I’d be curious what you recommend when it’s obvious the business model needs to change in order to continue growing. I have new projects coming from everywhere, far more than I can do myself. I want to do them all because they are interesting and a good fit  but I don’t want to alienate my existing clients either. What do I do, clone myself? Say no? Bring on subs?

Since cloning is not currently an option, a  situation like this usually means one of two hard choices. The first choice, of course, is to get a bigger “closet” – adding people and infrastructure. Adding people is tricky. If you’re hiring employees the level of complexity in your business increases from the first employee you hire. It’s critical to have personnel systems in place, including payroll processing, policies and procedures, and evaluation mechanisms.

Subcontracting is another option, particularly for service businesses, but I ask my smaller clients to follow a simple rule to protect profitability: If you are doing some of the billable work, figure out what your monthly/weekly/daily break-even amount is and make sure your personal billings will cover that. Anything over and above that amount is generally OK to outsource as long as you’re building in some margin for yourself.

Adding infrastructure can be tricky, too, because it raises overhead and impacts profitability, at least in the short-term. I typically like to see my clients with a cash reserve that will cover their new, larger overhead for a bare minimum of 90 days if they’re adding infrastructure.

While a bigger closet is a tempting option, sometimes it’s not feasible and sometimes it’s not prudent. Growth must be handled with care. In my next post, I’ll talk about the other hard choice – saying no.

Have a story about managing growth? Send it to – if I use it I’ll feature your business.

More help with prioritization

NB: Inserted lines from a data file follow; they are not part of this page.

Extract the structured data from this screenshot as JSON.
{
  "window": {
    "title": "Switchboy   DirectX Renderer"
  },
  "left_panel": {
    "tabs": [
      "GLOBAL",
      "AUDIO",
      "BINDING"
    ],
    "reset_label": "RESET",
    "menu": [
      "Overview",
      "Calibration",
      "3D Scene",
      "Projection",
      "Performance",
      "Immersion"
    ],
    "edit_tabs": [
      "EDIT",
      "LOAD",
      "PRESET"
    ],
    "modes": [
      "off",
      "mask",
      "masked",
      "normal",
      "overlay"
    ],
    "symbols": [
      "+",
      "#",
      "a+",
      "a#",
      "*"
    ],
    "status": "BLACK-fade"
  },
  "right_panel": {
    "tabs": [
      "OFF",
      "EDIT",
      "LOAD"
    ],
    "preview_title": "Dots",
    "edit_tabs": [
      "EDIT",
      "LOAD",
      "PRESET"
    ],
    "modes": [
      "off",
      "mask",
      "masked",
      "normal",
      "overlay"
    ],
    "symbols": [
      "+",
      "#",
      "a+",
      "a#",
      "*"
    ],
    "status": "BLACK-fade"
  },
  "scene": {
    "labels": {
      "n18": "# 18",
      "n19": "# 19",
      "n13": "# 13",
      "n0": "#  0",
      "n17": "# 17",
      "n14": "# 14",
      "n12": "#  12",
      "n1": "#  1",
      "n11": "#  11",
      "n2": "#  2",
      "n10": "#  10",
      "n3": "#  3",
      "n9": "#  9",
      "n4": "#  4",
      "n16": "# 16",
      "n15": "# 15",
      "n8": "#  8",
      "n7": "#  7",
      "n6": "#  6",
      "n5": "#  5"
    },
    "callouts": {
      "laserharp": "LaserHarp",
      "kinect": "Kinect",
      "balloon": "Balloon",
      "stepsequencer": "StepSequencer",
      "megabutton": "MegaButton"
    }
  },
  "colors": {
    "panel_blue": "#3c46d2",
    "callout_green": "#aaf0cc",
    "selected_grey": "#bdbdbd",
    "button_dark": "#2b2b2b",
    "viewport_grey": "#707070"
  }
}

I had so much feedback on my post last week  that I thought I’d follow up with some additional thoughts on prioritization.  If you didn’t see the post, I suggested you start to prioritize tasks by sorting them into the following categories:

  • Low Impact/High Cost – These are the projects that require huge amounts of time, energy and money and have little impact on your long-term business. Kind of like those weekly fencing lessons for the kids – fun to watch but it’s not going to get them into college.
  • Low Impact/Low Cost – These projects have little impact but at least they don’t cost much! It’s like the exercise video you bought on sale and used once. Don’t bother.
  • High Impact/High Cost – These are the things you dream about. The family trip to Hawaii. The backyard pool. High impact but high cost. Worth doing, but make sure you plan – and budget – ahead so you can really implement them.
  • High Impact/Low Cost – Bingo! You’ve hit the jackpot. It’s the $1 winning lottery ticket. These are the things to focus on first. High impact to the business but relatively easy to implement.

If you’re struggling to sort your tasks, here are some questions you can ask yourself to help decide the categories in which they belong:

  • Should be doing this task right now?
  • Will the task bring me money if I do it right now?
  • Is the task necessary to my business?
  • Do I want to do this task?
  • Do I have to get it done?
  • Can someone else do it instead of me?
  • Can someone else do it better than I can?
  • Is my failure to do it affecting someone else’s ability to get something done?
  • Is it affecting my ability to get another task done?
  • What would happen if I didn’t do it at all?
  • What will it cost me if I fail to do it?

Can you think of other questions we should be asking? If yes, please comment or send them to me at and I’ll include them in a later post.

Happy prioritizing!